(TASK TO CARRY OUT): All of the entries are to be printed exactly as they appear.

(DATASET RECORDS):
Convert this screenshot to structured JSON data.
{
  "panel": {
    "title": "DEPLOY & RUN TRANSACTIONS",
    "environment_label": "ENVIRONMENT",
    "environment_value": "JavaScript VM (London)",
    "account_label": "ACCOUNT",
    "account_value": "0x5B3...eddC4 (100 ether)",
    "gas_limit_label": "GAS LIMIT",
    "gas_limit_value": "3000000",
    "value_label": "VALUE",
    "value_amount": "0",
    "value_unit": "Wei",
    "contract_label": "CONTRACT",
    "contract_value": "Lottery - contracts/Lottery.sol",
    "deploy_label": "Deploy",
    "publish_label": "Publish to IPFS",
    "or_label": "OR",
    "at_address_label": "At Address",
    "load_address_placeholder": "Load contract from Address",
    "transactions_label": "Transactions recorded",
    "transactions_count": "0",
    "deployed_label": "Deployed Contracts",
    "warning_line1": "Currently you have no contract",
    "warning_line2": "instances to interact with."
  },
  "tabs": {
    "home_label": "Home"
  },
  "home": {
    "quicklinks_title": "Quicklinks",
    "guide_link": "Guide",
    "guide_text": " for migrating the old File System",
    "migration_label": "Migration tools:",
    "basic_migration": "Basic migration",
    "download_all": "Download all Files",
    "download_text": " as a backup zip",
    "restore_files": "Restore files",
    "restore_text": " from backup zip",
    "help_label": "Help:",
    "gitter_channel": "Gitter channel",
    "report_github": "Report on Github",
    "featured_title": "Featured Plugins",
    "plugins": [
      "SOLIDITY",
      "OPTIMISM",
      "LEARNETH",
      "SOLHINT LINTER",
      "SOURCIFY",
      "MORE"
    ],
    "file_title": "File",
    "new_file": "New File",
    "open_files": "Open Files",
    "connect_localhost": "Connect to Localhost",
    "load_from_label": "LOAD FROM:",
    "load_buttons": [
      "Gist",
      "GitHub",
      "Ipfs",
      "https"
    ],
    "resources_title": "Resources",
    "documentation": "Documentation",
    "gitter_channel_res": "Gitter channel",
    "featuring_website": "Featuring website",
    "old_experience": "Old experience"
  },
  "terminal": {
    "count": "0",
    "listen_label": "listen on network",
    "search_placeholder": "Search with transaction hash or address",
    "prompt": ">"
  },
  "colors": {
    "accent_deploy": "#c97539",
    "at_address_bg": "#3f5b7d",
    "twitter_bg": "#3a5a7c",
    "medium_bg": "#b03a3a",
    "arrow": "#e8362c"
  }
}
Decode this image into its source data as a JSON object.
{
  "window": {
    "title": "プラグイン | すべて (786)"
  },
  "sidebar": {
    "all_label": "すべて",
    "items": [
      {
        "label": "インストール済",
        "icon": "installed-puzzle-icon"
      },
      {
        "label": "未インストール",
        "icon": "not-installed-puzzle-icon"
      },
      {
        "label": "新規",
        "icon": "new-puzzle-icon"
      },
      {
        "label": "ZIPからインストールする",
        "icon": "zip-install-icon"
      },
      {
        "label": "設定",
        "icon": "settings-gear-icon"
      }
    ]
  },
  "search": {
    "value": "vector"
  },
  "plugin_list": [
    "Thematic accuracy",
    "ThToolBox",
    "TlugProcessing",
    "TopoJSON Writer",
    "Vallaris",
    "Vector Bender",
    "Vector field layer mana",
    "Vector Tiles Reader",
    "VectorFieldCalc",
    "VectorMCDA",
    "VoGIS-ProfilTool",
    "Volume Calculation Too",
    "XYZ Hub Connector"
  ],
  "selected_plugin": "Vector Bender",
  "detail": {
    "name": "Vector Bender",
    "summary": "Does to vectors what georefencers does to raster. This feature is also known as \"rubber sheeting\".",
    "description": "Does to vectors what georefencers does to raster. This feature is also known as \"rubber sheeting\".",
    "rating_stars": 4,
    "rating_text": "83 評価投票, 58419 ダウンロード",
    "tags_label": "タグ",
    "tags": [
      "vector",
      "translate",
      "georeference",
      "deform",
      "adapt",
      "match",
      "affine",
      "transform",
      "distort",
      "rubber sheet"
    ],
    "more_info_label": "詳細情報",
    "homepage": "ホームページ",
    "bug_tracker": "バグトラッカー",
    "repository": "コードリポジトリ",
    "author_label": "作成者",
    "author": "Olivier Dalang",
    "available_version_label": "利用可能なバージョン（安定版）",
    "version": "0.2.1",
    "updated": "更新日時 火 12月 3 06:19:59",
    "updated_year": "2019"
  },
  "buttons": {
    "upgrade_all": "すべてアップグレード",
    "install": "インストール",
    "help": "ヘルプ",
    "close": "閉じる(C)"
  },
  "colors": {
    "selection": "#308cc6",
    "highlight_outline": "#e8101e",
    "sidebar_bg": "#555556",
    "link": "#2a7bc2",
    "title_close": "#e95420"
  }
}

(RESULT OF THE TASK):
Convert this screenshot to structured JSON data.
{
  "panel": {
    "title": "DEPLOY & RUN TRANSACTIONS",
    "environment_label": "ENVIRONMENT",
    "environment_value": "JavaScript VM (London)",
    "account_label": "ACCOUNT",
    "account_value": "0x5B3...eddC4 (100 ether)",
    "gas_limit_label": "GAS LIMIT",
    "gas_limit_value": "3000000",
    "value_label": "VALUE",
    "value_amount": "0",
    "value_unit": "Wei",
    "contract_label": "CONTRACT",
    "contract_value": "Lottery - contracts/Lottery.sol",
    "deploy_label": "Deploy",
    "publish_label": "Publish to IPFS",
    "or_label": "OR",
    "at_address_label": "At Address",
    "load_address_placeholder": "Load contract from Address",
    "transactions_label": "Transactions recorded",
    "transactions_count": "0",
    "deployed_label": "Deployed Contracts",
    "warning_line1": "Currently you have no contract",
    "warning_line2": "instances to interact with."
  },
  "tabs": {
    "home_label": "Home"
  },
  "home": {
    "quicklinks_title": "Quicklinks",
    "guide_link": "Guide",
    "guide_text": " for migrating the old File System",
    "migration_label": "Migration tools:",
    "basic_migration": "Basic migration",
    "download_all": "Download all Files",
    "download_text": " as a backup zip",
    "restore_files": "Restore files",
    "restore_text": " from backup zip",
    "help_label": "Help:",
    "gitter_channel": "Gitter channel",
    "report_github": "Report on Github",
    "featured_title": "Featured Plugins",
    "plugins": [
      "SOLIDITY",
      "OPTIMISM",
      "LEARNETH",
      "SOLHINT LINTER",
      "SOURCIFY",
      "MORE"
    ],
    "file_title": "File",
    "new_file": "New File",
    "open_files": "Open Files",
    "connect_localhost": "Connect to Localhost",
    "load_from_label": "LOAD FROM:",
    "load_buttons": [
      "Gist",
      "GitHub",
      "Ipfs",
      "https"
    ],
    "resources_title": "Resources",
    "documentation": "Documentation",
    "gitter_channel_res": "Gitter channel",
    "featuring_website": "Featuring website",
    "old_experience": "Old experience"
  },
  "terminal": {
    "count": "0",
    "listen_label": "listen on network",
    "search_placeholder": "Search with transaction hash or address",
    "prompt": ">"
  },
  "colors": {
    "accent_deploy": "#c97539",
    "at_address_bg": "#3f5b7d",
    "twitter_bg": "#3a5a7c",
    "medium_bg": "#b03a3a",
    "arrow": "#e8362c"
  }
}
Decode this image into its source data as a JSON object.
{
  "window": {
    "title": "プラグイン | すべて (786)"
  },
  "sidebar": {
    "all_label": "すべて",
    "items": [
      {
        "label": "インストール済",
        "icon": "installed-puzzle-icon"
      },
      {
        "label": "未インストール",
        "icon": "not-installed-puzzle-icon"
      },
      {
        "label": "新規",
        "icon": "new-puzzle-icon"
      },
      {
        "label": "ZIPからインストールする",
        "icon": "zip-install-icon"
      },
      {
        "label": "設定",
        "icon": "settings-gear-icon"
      }
    ]
  },
  "search": {
    "value": "vector"
  },
  "plugin_list": [
    "Thematic accuracy",
    "ThToolBox",
    "TlugProcessing",
    "TopoJSON Writer",
    "Vallaris",
    "Vector Bender",
    "Vector field layer mana",
    "Vector Tiles Reader",
    "VectorFieldCalc",
    "VectorMCDA",
    "VoGIS-ProfilTool",
    "Volume Calculation Too",
    "XYZ Hub Connector"
  ],
  "selected_plugin": "Vector Bender",
  "detail": {
    "name": "Vector Bender",
    "summary": "Does to vectors what georefencers does to raster. This feature is also known as \"rubber sheeting\".",
    "description": "Does to vectors what georefencers does to raster. This feature is also known as \"rubber sheeting\".",
    "rating_stars": 4,
    "rating_text": "83 評価投票, 58419 ダウンロード",
    "tags_label": "タグ",
    "tags": [
      "vector",
      "translate",
      "georeference",
      "deform",
      "adapt",
      "match",
      "affine",
      "transform",
      "distort",
      "rubber sheet"
    ],
    "more_info_label": "詳細情報",
    "homepage": "ホームページ",
    "bug_tracker": "バグトラッカー",
    "repository": "コードリポジトリ",
    "author_label": "作成者",
    "author": "Olivier Dalang",
    "available_version_label": "利用可能なバージョン（安定版）",
    "version": "0.2.1",
    "updated": "更新日時 火 12月 3 06:19:59",
    "updated_year": "2019"
  },
  "buttons": {
    "upgrade_all": "すべてアップグレード",
    "install": "インストール",
    "help": "ヘルプ",
    "close": "閉じる(C)"
  },
  "colors": {
    "selection": "#308cc6",
    "highlight_outline": "#e8101e",
    "sidebar_bg": "#555556",
    "link": "#2a7bc2",
    "title_close": "#e95420"
  }
}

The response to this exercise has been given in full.